Smith then interviewed Dan Rather: "I said `Gosh, I don't have the stomach for doing that. And the first day, even the second day, we said `Nah, not for me.' I mean, frankly, I don't care, and I don't think most viewers care. And then somebody came in and said `Look at this. Last night, one of our major competitors, they went with it, they went with it strong,' and that bridges over from the sleazy press into the mainstream."

But any look at the tapes of ABC's World News Tonight demon-strates that they aired no story on January 24, the day after Nightline, but waited until the 27th -- after the Clintons had appeared in an exclusive post-Super Bowl interview on 60 Minutes.
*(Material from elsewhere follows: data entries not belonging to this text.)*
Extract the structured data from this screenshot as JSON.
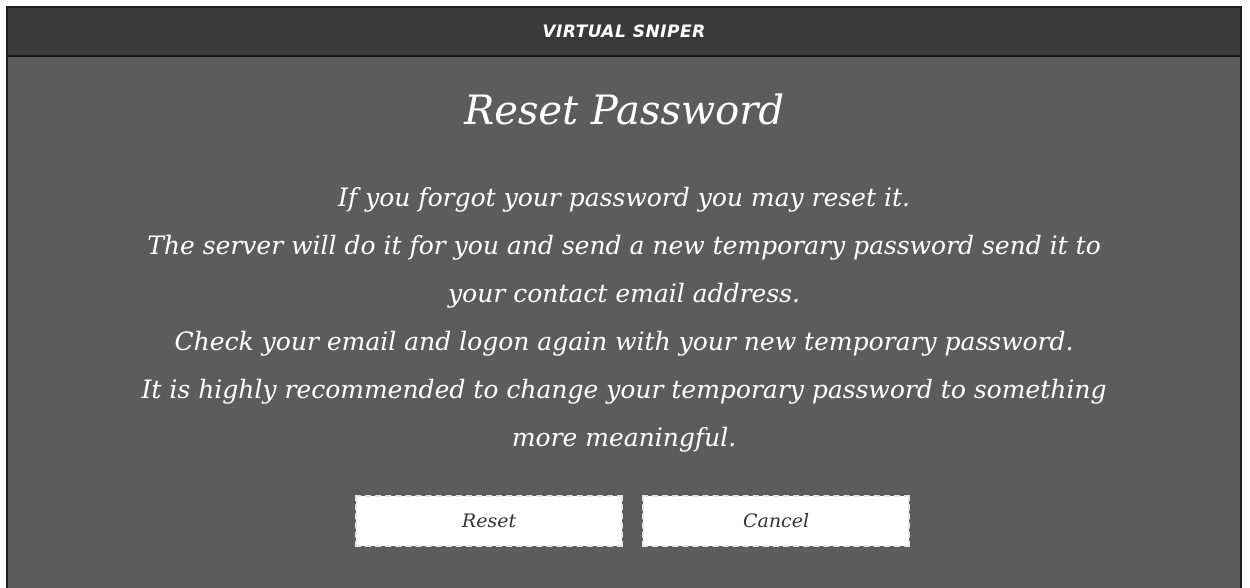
{
  "window": {
    "title": "VIRTUAL SNIPER"
  },
  "dialog": {
    "heading": "Reset Password",
    "message_lines": [
      "If you forgot your password you may reset it.",
      "The server will do it for you and send a new temporary password send it to",
      "your contact email address.",
      "Check your email and logon again with your new temporary password.",
      "It is highly recommended to change your temporary password to something",
      "more meaningful."
    ],
    "reset_label": "Reset",
    "cancel_label": "Cancel"
  },
  "colors": {
    "background": "#5c5c5c",
    "titlebar": "#3a3a3a",
    "text": "#ffffff",
    "button_bg": "#ffffff",
    "button_text": "#333333"
  }
}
And for Rather's version of events -- that a competitor "went with it strong" -- seems strange since he waited until 60 Minutes did the story. Only NBC's Lisa Myers made passing reference to the Flowers story before that.

Brit Hume. Smith claimed: "The once-cozy relationship between the President and the White House press corps has dissolved into permanent combat...Increasingly, critics argue, the balance is out of whack, and the traditional skepticism of the White House press corps has slid into cynicism, where a President's thoughtful deliberation is seen as indecision and compromise as backsliding."

What kind of cynical question did Smith have in mind? When Clinton appointed Ruth Bader Ginsburg to the Supreme Court after long considering Stephen Breyer, ABC's Brit Hume asked Clinton: "We may have created an impression, perhaps unfair, of a certain zig-zag in the decision making process here. I wonder if you could walk us through it and perhaps disabuse of any notions we might have along these lines. Thank you."

Eric Engberg. The CBS reporter may have been criticized by colleague Bernard Goldberg for attacking Steve Forbes' flat tax, but Smith was only concerned about Clinton: "Critics contend that Engberg's Reality Checks have gone beyond investigative journalism and become saturated with opinion, almost always negative...Just seven days after Clinton's inauguration, for example, Engberg was on the air with a Reality Check declaring the infant administration a failure."

But Engberg's actual report never came close to "declaring the infant administration a failure." Engberg noted Clinton had not followed through on promises to have plans on the economy and energy available "on the first day" of his presidency. Engberg also brought up news reports that the White House was considering a gas tax, recalling Clinton ruled out raising taxes on the middle class in 1992. Engberg concluded: "Overall, the first week showed the President willing to jump into controversies that can slice away some of his early support. The promise to focus on the economy like a laser seemed to come unstuck in the Washington centrifuge."

CBS's State of the Union. Smith declared: "CBS and others in the Washington media were criticized for relying on inside-the- Beltway punditry in their coverage of Clinton's State of the Union address." The program quoted Joe Klein saying: "It was a very, very long speech. This guy loves to give long speeches." He left out Klein's next sentence: "But it was also a very effective one."

Smith rebutted Klein: "But polls showed the public loved it." Where would Smith have learned that polls showed the public loved it? CBS aired its instant poll results showing that 85 percent "approve of the President's proposals," that 74 percent "now have a clear idea what President Clinton stands for" and 56 percent said Clinton "better understands the major problems facing the country today" than the GOP. Rather signed off by repeating all the pro-Clinton poll results.

Taxpayers fund public broadcasting to be offered an alternative to the commercial networks. Smith's program shows taxpayers aren't getting an alternative, but are paying for PBS to scold the media on how they're not liberal enough.